Research indicates, however, that children benefit in many ways from unstructured or free, outdoor play. Nature stimulates and rewards children's inherent curiosity. Outside, children can explore, practice, and play with all their senses. Children run, jump, skip, climb, and effortlessly burn lots of calories when they play outside. With childhood obesity on the rise, outdoor play should not be overlooked. Children and adults alike often find natural places a soothing antidote to stress.

Finding or creating safe, unstructured time outside for your child is a worthwhile task. Nature might be a patch of dirt in your backyard, the park at the end of your street, or the acre of woods down the road. More important than having lots of outdoor space is letting children play freely outside.

Richard Louv, the author of the book Last Child in the Woods: Saving Our Children from Nature-Deficit Disorder, comments: "We should not think of a child's experience in nature as an extracurricular activity. It should be thought of as vital to children's health and development."
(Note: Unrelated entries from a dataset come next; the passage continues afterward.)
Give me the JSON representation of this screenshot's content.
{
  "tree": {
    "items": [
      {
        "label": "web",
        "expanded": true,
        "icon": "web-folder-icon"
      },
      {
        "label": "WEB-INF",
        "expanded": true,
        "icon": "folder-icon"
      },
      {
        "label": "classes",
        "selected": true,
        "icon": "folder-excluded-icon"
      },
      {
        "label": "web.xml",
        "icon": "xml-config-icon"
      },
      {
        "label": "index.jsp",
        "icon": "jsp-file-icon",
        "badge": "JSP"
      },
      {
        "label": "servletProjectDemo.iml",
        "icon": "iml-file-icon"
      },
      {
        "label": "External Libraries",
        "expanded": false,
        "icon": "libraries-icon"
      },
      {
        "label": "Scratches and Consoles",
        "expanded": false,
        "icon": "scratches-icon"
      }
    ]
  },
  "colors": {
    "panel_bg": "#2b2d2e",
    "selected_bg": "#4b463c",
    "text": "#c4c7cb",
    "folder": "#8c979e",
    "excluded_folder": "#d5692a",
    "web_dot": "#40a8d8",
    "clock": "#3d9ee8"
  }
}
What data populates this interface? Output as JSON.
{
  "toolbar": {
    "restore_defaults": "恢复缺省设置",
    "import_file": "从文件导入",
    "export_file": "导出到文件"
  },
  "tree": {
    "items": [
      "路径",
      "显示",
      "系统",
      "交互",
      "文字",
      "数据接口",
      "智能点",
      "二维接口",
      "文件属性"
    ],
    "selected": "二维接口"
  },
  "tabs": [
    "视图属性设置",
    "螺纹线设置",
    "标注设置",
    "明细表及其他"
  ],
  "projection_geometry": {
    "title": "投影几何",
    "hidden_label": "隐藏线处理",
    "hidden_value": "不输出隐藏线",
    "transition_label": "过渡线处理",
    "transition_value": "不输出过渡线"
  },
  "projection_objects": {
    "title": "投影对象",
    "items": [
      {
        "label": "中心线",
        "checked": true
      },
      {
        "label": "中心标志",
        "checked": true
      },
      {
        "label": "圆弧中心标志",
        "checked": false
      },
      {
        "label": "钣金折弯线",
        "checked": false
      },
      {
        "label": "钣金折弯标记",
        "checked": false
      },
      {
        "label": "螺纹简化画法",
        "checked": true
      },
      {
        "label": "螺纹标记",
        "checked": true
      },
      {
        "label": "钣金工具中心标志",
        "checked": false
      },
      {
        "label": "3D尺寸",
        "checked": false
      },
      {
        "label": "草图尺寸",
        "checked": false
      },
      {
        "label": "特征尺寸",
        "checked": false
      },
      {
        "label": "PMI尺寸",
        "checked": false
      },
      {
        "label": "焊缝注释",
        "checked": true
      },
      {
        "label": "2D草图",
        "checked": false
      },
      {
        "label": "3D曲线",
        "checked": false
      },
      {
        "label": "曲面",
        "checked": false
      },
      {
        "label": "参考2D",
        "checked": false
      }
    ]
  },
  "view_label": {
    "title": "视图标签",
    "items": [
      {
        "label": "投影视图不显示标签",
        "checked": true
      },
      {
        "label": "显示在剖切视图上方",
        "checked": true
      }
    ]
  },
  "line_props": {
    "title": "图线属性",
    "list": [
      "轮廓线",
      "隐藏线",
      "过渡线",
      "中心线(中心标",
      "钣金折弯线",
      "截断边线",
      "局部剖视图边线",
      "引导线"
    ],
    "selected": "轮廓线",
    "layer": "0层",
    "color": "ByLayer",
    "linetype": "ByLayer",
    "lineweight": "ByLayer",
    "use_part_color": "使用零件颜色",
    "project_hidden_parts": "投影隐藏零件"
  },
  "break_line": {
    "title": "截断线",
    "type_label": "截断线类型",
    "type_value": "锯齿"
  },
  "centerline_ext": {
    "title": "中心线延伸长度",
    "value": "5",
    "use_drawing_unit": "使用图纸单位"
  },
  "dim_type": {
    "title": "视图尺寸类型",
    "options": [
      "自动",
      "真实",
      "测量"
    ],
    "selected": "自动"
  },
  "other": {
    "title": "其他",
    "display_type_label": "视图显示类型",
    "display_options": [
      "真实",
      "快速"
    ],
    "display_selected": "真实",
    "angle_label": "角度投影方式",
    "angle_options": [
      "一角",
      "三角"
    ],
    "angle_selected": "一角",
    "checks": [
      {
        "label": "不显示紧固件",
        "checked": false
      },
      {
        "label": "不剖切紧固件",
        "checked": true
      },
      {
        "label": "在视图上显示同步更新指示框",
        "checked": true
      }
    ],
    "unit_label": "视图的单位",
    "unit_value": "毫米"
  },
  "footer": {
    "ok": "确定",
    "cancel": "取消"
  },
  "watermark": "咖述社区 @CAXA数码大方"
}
Helpful links

BBC Lifestyle. (2006). Gardening with children - Sensory plants.

BBC News. (July 5, 2005). TV may stunt toddlers' learning.

Children & Nature Network

Gomes, Filomena. (2001). Soil, sand and seeds - helping children grow. NY Metro Parents Magazine.

Johansson Design Collaborative Landscape Architecture. (2006). The Rusk Children's PlayGarden for Interactive Therapeutic Play.

Rivkin, Mary S. (2000). Outdoor experiences for young children.

White, Randy & Stoecklin, Vicki. (1998). Children's Outdoor Play & Learning Environments: Returning to Nature.

(Photo courtesy of Free Play Network)